TASK DETAILS: Go through the listing below and count each line with the word "question" in it; return only the count.

EXERCISE INPUTS:

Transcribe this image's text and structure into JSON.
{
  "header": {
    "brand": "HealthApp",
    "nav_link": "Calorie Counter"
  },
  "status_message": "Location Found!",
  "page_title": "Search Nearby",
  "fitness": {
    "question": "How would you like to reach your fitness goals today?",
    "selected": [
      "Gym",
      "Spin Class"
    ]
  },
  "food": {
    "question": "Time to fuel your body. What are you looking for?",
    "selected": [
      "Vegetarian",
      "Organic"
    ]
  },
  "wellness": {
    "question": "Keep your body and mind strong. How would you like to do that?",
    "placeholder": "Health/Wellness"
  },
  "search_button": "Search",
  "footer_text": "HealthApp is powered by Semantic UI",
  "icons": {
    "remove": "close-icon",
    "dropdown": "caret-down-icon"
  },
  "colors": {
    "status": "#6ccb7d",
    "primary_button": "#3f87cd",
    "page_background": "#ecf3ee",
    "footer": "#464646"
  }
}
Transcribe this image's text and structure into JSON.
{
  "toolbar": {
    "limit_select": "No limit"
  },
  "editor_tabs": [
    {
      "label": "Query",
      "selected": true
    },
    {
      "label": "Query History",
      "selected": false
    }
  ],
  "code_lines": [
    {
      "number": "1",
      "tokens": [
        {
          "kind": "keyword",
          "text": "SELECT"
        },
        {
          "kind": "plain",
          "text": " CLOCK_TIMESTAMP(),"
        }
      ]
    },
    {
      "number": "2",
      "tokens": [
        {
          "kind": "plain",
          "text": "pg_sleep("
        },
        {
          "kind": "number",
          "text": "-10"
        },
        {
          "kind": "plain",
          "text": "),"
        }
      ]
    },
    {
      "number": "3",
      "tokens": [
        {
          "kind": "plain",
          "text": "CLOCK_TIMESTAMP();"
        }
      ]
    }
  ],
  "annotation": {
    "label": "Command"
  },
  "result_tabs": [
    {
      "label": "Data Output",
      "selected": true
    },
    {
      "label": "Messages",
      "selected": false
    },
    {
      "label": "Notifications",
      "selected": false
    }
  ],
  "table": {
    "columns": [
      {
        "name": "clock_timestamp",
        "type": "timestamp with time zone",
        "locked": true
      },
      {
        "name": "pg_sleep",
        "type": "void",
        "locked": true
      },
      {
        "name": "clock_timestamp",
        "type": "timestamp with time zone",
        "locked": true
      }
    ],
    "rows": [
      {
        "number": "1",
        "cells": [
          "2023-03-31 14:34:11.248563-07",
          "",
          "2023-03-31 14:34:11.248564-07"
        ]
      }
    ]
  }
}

EXERCISE ANSWER: 3